By Jennifer Warner
WebMD Health News
Reviewed by Laura J. Martin, MD
June 3, 2011 -- Cutting back on sleep, even for a little while, may have a dramatic effect on men's testosterone levels.
A preliminary new study shows a week of sleep loss lowered testosterone levels by up to 15% in group of healthy young men.
Testosterone is also critical to building muscle mass and strength and bone density. Testosterone levels naturally decline in men aged 40 and over by about 1% to 2% per year.
Sleep Affects Testosterone Levels
In the study, published in the Journal of the American Medical Association, researchers compared testosterone levels in a group of 10 healthy young men after a week of normal sleep and a week of sleep loss.
In the first week, the participants slept eight hours each night at home. Then they had three nights of 10-hour sleep and eight nights of 5-hour sleep in a sleep laboratory.
The results showed that testosterone levels decreased by 10%-15% after the week of sleep loss compared with their rested states.
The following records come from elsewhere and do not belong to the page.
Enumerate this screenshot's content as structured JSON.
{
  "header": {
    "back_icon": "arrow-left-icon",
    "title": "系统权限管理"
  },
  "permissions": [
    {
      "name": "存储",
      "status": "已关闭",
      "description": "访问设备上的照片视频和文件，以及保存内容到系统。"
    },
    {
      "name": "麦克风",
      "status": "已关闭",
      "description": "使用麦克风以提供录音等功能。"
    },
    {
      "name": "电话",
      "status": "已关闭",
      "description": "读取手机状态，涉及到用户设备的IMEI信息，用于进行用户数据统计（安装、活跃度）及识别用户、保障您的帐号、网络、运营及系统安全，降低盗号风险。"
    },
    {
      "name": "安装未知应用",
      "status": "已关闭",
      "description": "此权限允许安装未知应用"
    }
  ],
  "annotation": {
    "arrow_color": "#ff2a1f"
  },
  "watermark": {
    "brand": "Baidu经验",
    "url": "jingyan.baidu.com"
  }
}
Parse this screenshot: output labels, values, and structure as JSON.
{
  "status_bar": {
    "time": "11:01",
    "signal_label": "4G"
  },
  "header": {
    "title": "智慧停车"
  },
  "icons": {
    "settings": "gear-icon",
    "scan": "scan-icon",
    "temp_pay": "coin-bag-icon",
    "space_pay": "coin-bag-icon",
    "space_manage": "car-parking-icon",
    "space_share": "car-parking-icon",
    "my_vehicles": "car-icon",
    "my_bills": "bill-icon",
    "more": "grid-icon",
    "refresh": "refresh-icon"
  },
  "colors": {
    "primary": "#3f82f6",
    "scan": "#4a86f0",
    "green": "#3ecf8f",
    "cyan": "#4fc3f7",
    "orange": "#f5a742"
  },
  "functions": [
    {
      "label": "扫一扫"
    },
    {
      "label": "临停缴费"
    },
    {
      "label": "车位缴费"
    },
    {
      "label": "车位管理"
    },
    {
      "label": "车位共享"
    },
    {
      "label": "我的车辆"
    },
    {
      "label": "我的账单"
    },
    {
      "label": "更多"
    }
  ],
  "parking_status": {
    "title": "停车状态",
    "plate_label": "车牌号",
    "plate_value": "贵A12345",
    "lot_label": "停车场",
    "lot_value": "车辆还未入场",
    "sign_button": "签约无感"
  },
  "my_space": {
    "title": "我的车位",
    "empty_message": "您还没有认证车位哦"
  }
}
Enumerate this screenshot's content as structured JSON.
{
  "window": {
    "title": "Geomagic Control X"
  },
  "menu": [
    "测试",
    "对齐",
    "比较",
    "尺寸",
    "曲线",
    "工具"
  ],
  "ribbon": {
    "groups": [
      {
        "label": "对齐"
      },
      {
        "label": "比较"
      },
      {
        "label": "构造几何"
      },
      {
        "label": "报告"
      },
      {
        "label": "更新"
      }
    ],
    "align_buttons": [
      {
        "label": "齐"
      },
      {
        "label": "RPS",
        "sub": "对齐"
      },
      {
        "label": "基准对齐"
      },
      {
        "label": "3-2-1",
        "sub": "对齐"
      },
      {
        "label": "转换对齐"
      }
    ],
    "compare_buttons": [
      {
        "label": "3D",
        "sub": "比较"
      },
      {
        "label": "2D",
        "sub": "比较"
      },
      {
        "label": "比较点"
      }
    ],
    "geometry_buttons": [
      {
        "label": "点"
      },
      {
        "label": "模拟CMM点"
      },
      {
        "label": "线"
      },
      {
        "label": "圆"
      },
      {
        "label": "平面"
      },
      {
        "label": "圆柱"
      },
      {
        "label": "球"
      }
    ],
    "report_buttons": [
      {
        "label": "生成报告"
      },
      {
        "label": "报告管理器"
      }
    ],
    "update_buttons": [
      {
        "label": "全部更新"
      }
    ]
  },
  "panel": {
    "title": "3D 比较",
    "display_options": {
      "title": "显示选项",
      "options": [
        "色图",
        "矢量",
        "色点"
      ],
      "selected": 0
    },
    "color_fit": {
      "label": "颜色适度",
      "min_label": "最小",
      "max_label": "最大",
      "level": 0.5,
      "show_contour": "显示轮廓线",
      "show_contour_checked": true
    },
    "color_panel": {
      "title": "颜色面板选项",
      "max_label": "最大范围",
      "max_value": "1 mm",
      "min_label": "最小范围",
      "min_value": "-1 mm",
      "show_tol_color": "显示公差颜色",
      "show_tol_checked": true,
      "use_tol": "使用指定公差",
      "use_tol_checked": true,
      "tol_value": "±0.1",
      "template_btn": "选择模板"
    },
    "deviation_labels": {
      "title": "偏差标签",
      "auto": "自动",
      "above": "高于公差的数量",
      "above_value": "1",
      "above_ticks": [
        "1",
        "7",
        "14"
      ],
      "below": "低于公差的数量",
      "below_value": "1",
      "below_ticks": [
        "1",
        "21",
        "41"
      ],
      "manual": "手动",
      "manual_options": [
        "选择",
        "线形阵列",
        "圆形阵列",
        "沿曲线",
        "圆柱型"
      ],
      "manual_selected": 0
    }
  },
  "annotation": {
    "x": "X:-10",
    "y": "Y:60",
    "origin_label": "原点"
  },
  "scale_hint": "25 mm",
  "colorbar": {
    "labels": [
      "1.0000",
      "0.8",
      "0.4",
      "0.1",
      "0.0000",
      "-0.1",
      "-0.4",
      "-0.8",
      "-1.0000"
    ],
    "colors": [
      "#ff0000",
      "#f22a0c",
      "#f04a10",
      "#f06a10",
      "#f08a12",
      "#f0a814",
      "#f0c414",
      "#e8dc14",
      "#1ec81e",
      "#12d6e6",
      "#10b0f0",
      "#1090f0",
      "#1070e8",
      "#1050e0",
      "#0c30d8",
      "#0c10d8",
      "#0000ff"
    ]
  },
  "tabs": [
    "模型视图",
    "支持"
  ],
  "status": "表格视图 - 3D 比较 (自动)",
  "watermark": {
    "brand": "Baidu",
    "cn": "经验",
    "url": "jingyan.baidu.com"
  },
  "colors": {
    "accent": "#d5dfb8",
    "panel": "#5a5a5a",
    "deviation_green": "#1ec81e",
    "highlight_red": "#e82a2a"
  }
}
This decrease in testosterone levels was also associated with a loss of vigor among the participants.
Researchers say about 15% of adult workers in the U.S. get five hours or less of sleep per night, and this study suggests this kind of prolonged sleep loss could have a negative consequence on testosterone and men's well-being.